About this exercise: Output every record word for word.

══ Record extracts

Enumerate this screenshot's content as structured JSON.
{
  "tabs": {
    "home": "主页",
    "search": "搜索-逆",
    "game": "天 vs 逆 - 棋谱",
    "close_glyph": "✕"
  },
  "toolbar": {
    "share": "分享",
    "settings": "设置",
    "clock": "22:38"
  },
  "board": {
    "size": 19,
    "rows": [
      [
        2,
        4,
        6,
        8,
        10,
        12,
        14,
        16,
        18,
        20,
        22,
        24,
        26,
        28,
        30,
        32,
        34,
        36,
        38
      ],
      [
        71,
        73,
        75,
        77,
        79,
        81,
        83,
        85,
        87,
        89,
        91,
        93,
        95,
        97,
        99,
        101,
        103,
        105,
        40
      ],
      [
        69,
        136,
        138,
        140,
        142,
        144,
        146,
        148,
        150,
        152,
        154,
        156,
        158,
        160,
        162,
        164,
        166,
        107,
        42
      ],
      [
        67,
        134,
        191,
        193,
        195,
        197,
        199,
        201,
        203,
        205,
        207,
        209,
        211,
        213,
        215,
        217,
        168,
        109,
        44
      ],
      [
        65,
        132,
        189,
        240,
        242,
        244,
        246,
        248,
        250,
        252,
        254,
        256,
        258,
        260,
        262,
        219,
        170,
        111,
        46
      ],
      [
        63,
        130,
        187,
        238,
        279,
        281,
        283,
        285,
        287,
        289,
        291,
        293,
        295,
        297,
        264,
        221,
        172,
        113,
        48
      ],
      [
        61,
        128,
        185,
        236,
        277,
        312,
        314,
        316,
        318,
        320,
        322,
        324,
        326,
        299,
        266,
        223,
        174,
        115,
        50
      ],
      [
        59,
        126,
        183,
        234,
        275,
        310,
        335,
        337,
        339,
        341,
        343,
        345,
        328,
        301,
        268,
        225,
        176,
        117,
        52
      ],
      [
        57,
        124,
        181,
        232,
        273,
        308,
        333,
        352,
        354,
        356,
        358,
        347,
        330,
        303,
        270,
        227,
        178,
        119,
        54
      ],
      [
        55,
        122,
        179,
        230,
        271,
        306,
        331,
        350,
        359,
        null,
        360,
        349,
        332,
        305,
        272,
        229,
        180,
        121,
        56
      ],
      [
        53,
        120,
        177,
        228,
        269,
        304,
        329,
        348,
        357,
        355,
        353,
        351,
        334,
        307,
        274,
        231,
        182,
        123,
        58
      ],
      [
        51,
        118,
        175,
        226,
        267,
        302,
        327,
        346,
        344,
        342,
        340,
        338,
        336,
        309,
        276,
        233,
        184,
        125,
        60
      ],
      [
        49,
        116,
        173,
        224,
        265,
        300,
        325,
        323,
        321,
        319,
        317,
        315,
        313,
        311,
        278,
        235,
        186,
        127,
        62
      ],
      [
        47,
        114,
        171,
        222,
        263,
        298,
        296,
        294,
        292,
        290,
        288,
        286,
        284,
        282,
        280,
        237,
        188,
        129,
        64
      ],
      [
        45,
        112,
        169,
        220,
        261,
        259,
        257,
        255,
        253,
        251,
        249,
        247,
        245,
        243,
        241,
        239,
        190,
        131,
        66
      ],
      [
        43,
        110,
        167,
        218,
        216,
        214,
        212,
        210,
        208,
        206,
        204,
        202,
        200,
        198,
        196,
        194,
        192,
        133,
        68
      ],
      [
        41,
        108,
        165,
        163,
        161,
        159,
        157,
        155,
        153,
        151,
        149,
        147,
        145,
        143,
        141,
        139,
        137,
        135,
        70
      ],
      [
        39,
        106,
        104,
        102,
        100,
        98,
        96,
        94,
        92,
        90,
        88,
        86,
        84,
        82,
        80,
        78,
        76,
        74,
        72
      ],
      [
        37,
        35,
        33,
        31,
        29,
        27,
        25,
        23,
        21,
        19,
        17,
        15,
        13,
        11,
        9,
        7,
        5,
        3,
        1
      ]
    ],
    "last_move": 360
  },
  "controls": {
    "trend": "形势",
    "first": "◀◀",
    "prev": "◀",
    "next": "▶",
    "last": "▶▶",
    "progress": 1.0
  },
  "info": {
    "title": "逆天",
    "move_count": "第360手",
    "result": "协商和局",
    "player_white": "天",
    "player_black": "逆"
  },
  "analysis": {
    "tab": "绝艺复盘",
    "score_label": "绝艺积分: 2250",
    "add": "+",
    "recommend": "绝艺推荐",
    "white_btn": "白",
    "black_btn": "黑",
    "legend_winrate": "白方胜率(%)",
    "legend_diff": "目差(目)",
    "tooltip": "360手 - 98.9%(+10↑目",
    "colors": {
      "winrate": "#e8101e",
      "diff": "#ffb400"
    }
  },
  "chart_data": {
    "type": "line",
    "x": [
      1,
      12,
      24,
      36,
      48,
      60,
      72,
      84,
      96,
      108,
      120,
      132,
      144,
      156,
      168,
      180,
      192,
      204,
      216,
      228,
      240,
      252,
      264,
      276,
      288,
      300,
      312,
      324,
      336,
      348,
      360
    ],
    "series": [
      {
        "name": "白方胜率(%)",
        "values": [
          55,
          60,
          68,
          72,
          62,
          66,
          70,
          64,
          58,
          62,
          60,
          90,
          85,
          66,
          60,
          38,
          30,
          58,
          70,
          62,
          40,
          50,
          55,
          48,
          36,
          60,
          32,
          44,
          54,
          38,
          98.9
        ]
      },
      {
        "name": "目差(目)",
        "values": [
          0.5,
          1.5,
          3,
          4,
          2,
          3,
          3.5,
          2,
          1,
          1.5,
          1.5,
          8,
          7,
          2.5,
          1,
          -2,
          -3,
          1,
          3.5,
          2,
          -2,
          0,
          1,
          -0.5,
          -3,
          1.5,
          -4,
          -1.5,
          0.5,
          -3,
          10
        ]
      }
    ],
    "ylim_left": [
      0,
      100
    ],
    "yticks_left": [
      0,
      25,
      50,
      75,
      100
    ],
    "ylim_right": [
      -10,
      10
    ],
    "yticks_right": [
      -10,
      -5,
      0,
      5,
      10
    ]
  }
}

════

Result for this task:
Enumerate this screenshot's content as structured JSON.
{
  "tabs": {
    "home": "主页",
    "search": "搜索-逆",
    "game": "天 vs 逆 - 棋谱",
    "close_glyph": "✕"
  },
  "toolbar": {
    "share": "分享",
    "settings": "设置",
    "clock": "22:38"
  },
  "board": {
    "size": 19,
    "rows": [
      [
        2,
        4,
        6,
        8,
        10,
        12,
        14,
        16,
        18,
        20,
        22,
        24,
        26,
        28,
        30,
        32,
        34,
        36,
        38
      ],
      [
        71,
        73,
        75,
        77,
        79,
        81,
        83,
        85,
        87,
        89,
        91,
        93,
        95,
        97,
        99,
        101,
        103,
        105,
        40
      ],
      [
        69,
        136,
        138,
        140,
        142,
        144,
        146,
        148,
        150,
        152,
        154,
        156,
        158,
        160,
        162,
        164,
        166,
        107,
        42
      ],
      [
        67,
        134,
        191,
        193,
        195,
        197,
        199,
        201,
        203,
        205,
        207,
        209,
        211,
        213,
        215,
        217,
        168,
        109,
        44
      ],
      [
        65,
        132,
        189,
        240,
        242,
        244,
        246,
        248,
        250,
        252,
        254,
        256,
        258,
        260,
        262,
        219,
        170,
        111,
        46
      ],
      [
        63,
        130,
        187,
        238,
        279,
        281,
        283,
        285,
        287,
        289,
        291,
        293,
        295,
        297,
        264,
        221,
        172,
        113,
        48
      ],
      [
        61,
        128,
        185,
        236,
        277,
        312,
        314,
        316,
        318,
        320,
        322,
        324,
        326,
        299,
        266,
        223,
        174,
        115,
        50
      ],
      [
        59,
        126,
        183,
        234,
        275,
        310,
        335,
        337,
        339,
        341,
        343,
        345,
        328,
        301,
        268,
        225,
        176,
        117,
        52
      ],
      [
        57,
        124,
        181,
        232,
        273,
        308,
        333,
        352,
        354,
        356,
        358,
        347,
        330,
        303,
        270,
        227,
        178,
        119,
        54
      ],
      [
        55,
        122,
        179,
        230,
        271,
        306,
        331,
        350,
        359,
        null,
        360,
        349,
        332,
        305,
        272,
        229,
        180,
        121,
        56
      ],
      [
        53,
        120,
        177,
        228,
        269,
        304,
        329,
        348,
        357,
        355,
        353,
        351,
        334,
        307,
        274,
        231,
        182,
        123,
        58
      ],
      [
        51,
        118,
        175,
        226,
        267,
        302,
        327,
        346,
        344,
        342,
        340,
        338,
        336,
        309,
        276,
        233,
        184,
        125,
        60
      ],
      [
        49,
        116,
        173,
        224,
        265,
        300,
        325,
        323,
        321,
        319,
        317,
        315,
        313,
        311,
        278,
        235,
        186,
        127,
        62
      ],
      [
        47,
        114,
        171,
        222,
        263,
        298,
        296,
        294,
        292,
        290,
        288,
        286,
        284,
        282,
        280,
        237,
        188,
        129,
        64
      ],
      [
        45,
        112,
        169,
        220,
        261,
        259,
        257,
        255,
        253,
        251,
        249,
        247,
        245,
        243,
        241,
        239,
        190,
        131,
        66
      ],
      [
        43,
        110,
        167,
        218,
        216,
        214,
        212,
        210,
        208,
        206,
        204,
        202,
        200,
        198,
        196,
        194,
        192,
        133,
        68
      ],
      [
        41,
        108,
        165,
        163,
        161,
        159,
        157,
        155,
        153,
        151,
        149,
        147,
        145,
        143,
        141,
        139,
        137,
        135,
        70
      ],
      [
        39,
        106,
        104,
        102,
        100,
        98,
        96,
        94,
        92,
        90,
        88,
        86,
        84,
        82,
        80,
        78,
        76,
        74,
        72
      ],
      [
        37,
        35,
        33,
        31,
        29,
        27,
        25,
        23,
        21,
        19,
        17,
        15,
        13,
        11,
        9,
        7,
        5,
        3,
        1
      ]
    ],
    "last_move": 360
  },
  "controls": {
    "trend": "形势",
    "first": "◀◀",
    "prev": "◀",
    "next": "▶",
    "last": "▶▶",
    "progress": 1.0
  },
  "info": {
    "title": "逆天",
    "move_count": "第360手",
    "result": "协商和局",
    "player_white": "天",
    "player_black": "逆"
  },
  "analysis": {
    "tab": "绝艺复盘",
    "score_label": "绝艺积分: 2250",
    "add": "+",
    "recommend": "绝艺推荐",
    "white_btn": "白",
    "black_btn": "黑",
    "legend_winrate": "白方胜率(%)",
    "legend_diff": "目差(目)",
    "tooltip": "360手 - 98.9%(+10↑目",
    "colors": {
      "winrate": "#e8101e",
      "diff": "#ffb400"
    }
  },
  "chart_data": {
    "type": "line",
    "x": [
      1,
      12,
      24,
      36,
      48,
      60,
      72,
      84,
      96,
      108,
      120,
      132,
      144,
      156,
      168,
      180,
      192,
      204,
      216,
      228,
      240,
      252,
      264,
      276,
      288,
      300,
      312,
      324,
      336,
      348,
      360
    ],
    "series": [
      {
        "name": "白方胜率(%)",
        "values": [
          55,
          60,
          68,
          72,
          62,
          66,
          70,
          64,
          58,
          62,
          60,
          90,
          85,
          66,
          60,
          38,
          30,
          58,
          70,
          62,
          40,
          50,
          55,
          48,
          36,
          60,
          32,
          44,
          54,
          38,
          98.9
        ]
      },
      {
        "name": "目差(目)",
        "values": [
          0.5,
          1.5,
          3,
          4,
          2,
          3,
          3.5,
          2,
          1,
          1.5,
          1.5,
          8,
          7,
          2.5,
          1,
          -2,
          -3,
          1,
          3.5,
          2,
          -2,
          0,
          1,
          -0.5,
          -3,
          1.5,
          -4,
          -1.5,
          0.5,
          -3,
          10
        ]
      }
    ],
    "ylim_left": [
      0,
      100
    ],
    "yticks_left": [
      0,
      25,
      50,
      75,
      100
    ],
    "ylim_right": [
      -10,
      10
    ],
    "yticks_right": [
      -10,
      -5,
      0,
      5,
      10
    ]
  }
}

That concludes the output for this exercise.